Addressing the collapse of Wall Street giants A.I.G. and Lehman Brothers in a press conference today, Michael Bloomberg said that the city is prepared to deal with lost revenue and repeatedly emphasized that the city will take steps to preserve its quality of life, which he said has buoyed New York in other times of financial hardship.
“New York continues to be a place where people want to live and that makes it a city where companies need to be. If we allow our quality of life to slip, we will do nothing but hurt our competitive advantage, and we’re not going to let that happen,” Bloomberg said. At City Hall, he was making his first public comments since he canceled a planned trip to California and stayed in New York over the weekend to deal with the financial crisis.
Bloomberg made references to policing the streets, investing in cultural institutions and maintaining parks, but did not specify what it would take to maintain those services at adequate levels, or what other areas of the city’s budget may need to be trimmed to adjust for lost tax revenue.
With City Council Speaker Christine Quinn and City Comptroller Bill Thompson behind him, Bloomberg said the city’s current budget will remain intact, because it was crafted with the anticipation of major losses from Wall Street firms this year.

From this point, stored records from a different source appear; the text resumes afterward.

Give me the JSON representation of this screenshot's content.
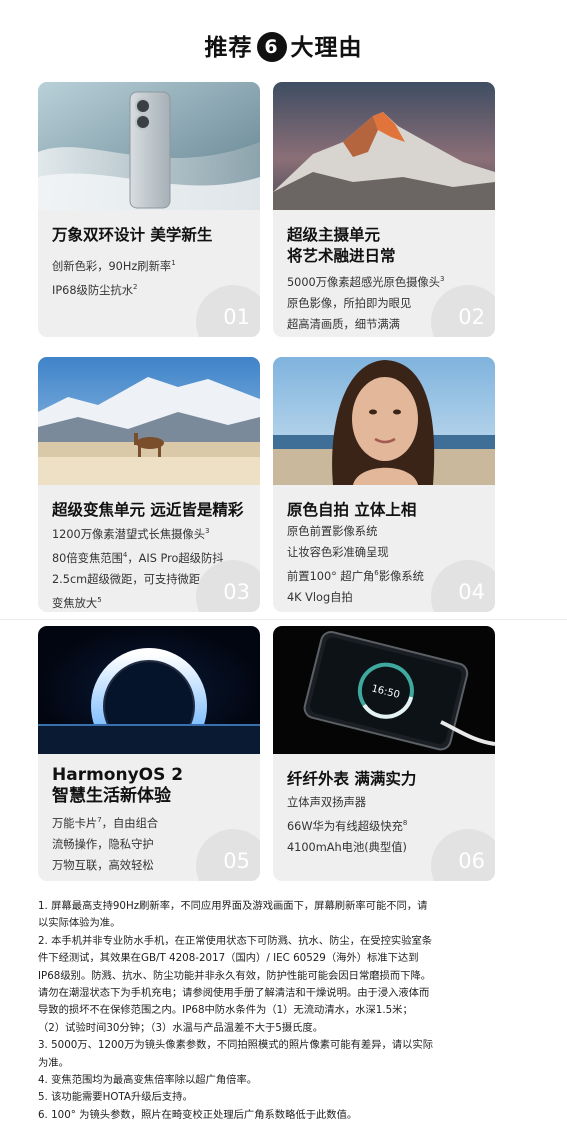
{
  "header": {
    "title_left": "推荐",
    "title_num": "6",
    "title_right": "大理由"
  },
  "cards": [
    {
      "num": "01",
      "title": "万象双环设计 美学新生",
      "lines": [
        {
          "text": "创新色彩，90Hz刷新率",
          "sup": "1"
        },
        {
          "text": "IP68级防尘抗水",
          "sup": "2"
        }
      ]
    },
    {
      "num": "02",
      "title1": "超级主摄单元",
      "title2": "将艺术融进日常",
      "lines": [
        {
          "text": "5000万像素超感光原色摄像头",
          "sup": "3"
        },
        {
          "text": "原色影像，所拍即为眼见",
          "sup": ""
        },
        {
          "text": "超高清画质，细节满满",
          "sup": ""
        }
      ]
    },
    {
      "num": "03",
      "title": "超级变焦单元 远近皆是精彩",
      "lines": [
        {
          "text": "1200万像素潜望式长焦摄像头",
          "sup": "3"
        },
        {
          "text": "80倍变焦范围",
          "sup": "4",
          "after": "，AIS Pro超级防抖"
        },
        {
          "text": "2.5cm超级微距，可支持微距",
          "sup": ""
        },
        {
          "text": "变焦放大",
          "sup": "5"
        }
      ]
    },
    {
      "num": "04",
      "title": "原色自拍 立体上相",
      "lines": [
        {
          "text": "原色前置影像系统",
          "sup": ""
        },
        {
          "text": "让妆容色彩准确呈现",
          "sup": ""
        },
        {
          "text": "前置100° 超广角",
          "sup": "6",
          "after": "影像系统"
        },
        {
          "text": "4K Vlog自拍",
          "sup": ""
        }
      ]
    },
    {
      "num": "05",
      "title1": "HarmonyOS 2",
      "title2": "智慧生活新体验",
      "lines": [
        {
          "text": "万能卡片",
          "sup": "7",
          "after": "，自由组合"
        },
        {
          "text": "流畅操作，隐私守护",
          "sup": ""
        },
        {
          "text": "万物互联，高效轻松",
          "sup": ""
        }
      ]
    },
    {
      "num": "06",
      "title": "纤纤外表  满满实力",
      "lines": [
        {
          "text": "立体声双扬声器",
          "sup": ""
        },
        {
          "text": "66W华为有线超级快充",
          "sup": "8"
        },
        {
          "text": "4100mAh电池(典型值)",
          "sup": ""
        }
      ]
    }
  ],
  "phone_screen": {
    "time": "16:50"
  },
  "notes": [
    "1. 屏幕最高支持90Hz刷新率，不同应用界面及游戏画面下，屏幕刷新率可能不同，请",
    "以实际体验为准。",
    "2. 本手机并非专业防水手机，在正常使用状态下可防溅、抗水、防尘，在受控实验室条",
    "件下经测试，其效果在GB/T 4208-2017（国内）/ IEC 60529（海外）标准下达到",
    "IP68级别。防溅、抗水、防尘功能并非永久有效，防护性能可能会因日常磨损而下降。",
    "请勿在潮湿状态下为手机充电；请参阅使用手册了解清洁和干燥说明。由于浸入液体而",
    "导致的损坏不在保修范围之内。IP68中防水条件为（1）无流动清水，水深1.5米；",
    "（2）试验时间30分钟；（3）水温与产品温差不大于5摄氏度。",
    "3. 5000万、1200万为镜头像素参数，不同拍照模式的照片像素可能有差异，请以实际",
    "为准。",
    "4. 变焦范围均为最高变焦倍率除以超广角倍率。",
    "5. 该功能需要HOTA升级后支持。",
    "6. 100° 为镜头参数，照片在畸变校正处理后广角系数略低于此数值。"
  ]
}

“As of August, you should know city tax revenues are coming in at more or less the levels we projected, meaning the budget remains in balance for fiscal year ‘09, and that our deficit projected for fiscal 2010 is the same, roughly $2.3 billion,” Bloomberg said.

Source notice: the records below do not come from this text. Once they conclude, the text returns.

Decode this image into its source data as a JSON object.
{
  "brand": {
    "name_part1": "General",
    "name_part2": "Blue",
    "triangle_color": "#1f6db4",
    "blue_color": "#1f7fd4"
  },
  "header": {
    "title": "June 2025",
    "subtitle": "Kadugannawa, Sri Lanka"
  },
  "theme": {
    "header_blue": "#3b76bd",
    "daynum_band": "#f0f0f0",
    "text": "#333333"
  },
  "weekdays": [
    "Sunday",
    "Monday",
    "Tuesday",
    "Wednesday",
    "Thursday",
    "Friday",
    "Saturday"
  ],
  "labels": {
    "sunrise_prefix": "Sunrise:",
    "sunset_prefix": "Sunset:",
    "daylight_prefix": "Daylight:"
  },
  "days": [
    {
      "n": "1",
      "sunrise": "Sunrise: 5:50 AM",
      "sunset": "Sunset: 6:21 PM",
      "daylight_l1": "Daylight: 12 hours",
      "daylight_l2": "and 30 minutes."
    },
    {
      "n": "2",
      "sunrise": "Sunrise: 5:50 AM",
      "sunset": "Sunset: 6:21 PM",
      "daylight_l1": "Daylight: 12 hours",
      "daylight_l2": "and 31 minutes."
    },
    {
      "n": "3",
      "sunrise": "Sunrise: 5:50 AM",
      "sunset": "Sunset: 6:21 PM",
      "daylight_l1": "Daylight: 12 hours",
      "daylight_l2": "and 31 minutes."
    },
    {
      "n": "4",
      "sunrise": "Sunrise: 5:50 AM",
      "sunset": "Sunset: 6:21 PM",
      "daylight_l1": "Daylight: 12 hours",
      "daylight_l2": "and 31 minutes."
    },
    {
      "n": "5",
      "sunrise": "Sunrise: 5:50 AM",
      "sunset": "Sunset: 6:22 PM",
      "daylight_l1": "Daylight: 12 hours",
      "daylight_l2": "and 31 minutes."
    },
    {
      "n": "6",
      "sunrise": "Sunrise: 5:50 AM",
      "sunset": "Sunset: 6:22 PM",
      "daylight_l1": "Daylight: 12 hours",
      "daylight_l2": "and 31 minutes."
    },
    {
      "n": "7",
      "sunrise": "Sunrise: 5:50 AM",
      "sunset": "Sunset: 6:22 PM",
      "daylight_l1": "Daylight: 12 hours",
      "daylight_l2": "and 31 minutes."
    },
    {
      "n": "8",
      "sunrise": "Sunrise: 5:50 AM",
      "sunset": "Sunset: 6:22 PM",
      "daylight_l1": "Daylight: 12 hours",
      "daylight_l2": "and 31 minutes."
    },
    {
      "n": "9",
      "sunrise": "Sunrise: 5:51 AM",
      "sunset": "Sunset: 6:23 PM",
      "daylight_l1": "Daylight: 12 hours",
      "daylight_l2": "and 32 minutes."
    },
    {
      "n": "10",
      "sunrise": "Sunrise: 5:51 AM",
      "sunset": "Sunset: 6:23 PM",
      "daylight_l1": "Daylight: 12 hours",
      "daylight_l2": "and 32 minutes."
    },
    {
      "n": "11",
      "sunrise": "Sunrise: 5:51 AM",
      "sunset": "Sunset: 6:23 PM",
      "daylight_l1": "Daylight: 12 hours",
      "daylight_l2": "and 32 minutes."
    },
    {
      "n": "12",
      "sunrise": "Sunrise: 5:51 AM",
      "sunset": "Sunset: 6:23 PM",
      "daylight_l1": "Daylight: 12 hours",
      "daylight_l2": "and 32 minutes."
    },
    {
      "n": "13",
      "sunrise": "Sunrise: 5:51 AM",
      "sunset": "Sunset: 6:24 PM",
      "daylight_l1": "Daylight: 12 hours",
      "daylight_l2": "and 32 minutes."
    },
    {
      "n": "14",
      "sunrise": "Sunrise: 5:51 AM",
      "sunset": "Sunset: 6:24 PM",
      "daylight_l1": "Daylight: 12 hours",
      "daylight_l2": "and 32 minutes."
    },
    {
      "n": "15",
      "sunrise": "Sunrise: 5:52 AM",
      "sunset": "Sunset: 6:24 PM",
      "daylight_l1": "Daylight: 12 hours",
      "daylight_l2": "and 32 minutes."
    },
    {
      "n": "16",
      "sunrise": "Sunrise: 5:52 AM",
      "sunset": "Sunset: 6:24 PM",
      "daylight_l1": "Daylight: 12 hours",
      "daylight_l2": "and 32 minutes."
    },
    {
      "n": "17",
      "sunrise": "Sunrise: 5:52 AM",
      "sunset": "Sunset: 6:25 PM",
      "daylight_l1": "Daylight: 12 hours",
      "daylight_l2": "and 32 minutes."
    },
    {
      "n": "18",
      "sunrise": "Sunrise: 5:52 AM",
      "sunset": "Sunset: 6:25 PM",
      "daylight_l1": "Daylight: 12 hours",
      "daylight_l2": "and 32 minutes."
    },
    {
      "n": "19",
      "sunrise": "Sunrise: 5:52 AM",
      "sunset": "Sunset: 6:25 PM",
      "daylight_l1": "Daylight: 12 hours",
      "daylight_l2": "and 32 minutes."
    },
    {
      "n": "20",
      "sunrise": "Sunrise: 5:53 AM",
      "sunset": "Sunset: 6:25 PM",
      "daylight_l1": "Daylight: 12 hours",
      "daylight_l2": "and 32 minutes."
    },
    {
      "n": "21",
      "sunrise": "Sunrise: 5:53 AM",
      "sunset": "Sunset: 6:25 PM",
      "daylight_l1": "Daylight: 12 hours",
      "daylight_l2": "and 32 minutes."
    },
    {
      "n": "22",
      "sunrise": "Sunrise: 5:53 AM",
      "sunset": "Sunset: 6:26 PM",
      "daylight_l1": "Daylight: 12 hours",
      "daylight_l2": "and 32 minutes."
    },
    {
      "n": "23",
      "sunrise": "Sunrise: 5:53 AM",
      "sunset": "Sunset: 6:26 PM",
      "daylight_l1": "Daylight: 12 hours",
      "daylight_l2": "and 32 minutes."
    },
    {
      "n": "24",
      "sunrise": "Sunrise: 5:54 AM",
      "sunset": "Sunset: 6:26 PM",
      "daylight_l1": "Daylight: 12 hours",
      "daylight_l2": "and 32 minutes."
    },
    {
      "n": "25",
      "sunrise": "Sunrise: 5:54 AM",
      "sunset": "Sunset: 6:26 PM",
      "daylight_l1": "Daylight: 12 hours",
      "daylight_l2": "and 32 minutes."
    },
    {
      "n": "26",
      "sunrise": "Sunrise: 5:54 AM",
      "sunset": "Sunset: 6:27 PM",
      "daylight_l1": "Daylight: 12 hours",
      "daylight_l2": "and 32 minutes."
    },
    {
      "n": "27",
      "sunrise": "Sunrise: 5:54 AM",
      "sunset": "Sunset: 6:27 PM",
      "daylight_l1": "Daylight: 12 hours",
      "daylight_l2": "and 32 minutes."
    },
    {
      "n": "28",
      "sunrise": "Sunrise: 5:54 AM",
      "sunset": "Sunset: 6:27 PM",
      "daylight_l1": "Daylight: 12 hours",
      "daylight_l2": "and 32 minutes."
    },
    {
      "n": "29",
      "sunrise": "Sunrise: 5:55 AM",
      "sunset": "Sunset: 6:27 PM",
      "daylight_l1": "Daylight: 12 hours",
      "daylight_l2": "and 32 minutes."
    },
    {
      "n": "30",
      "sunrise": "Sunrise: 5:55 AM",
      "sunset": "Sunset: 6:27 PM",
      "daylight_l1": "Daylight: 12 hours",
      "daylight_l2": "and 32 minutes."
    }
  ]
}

When asked about possibly raising taxes in the future, the mayor said it was too early to discuss it, but added, "We cannot balance the budget just by cutting more. We can do more than we have and we will."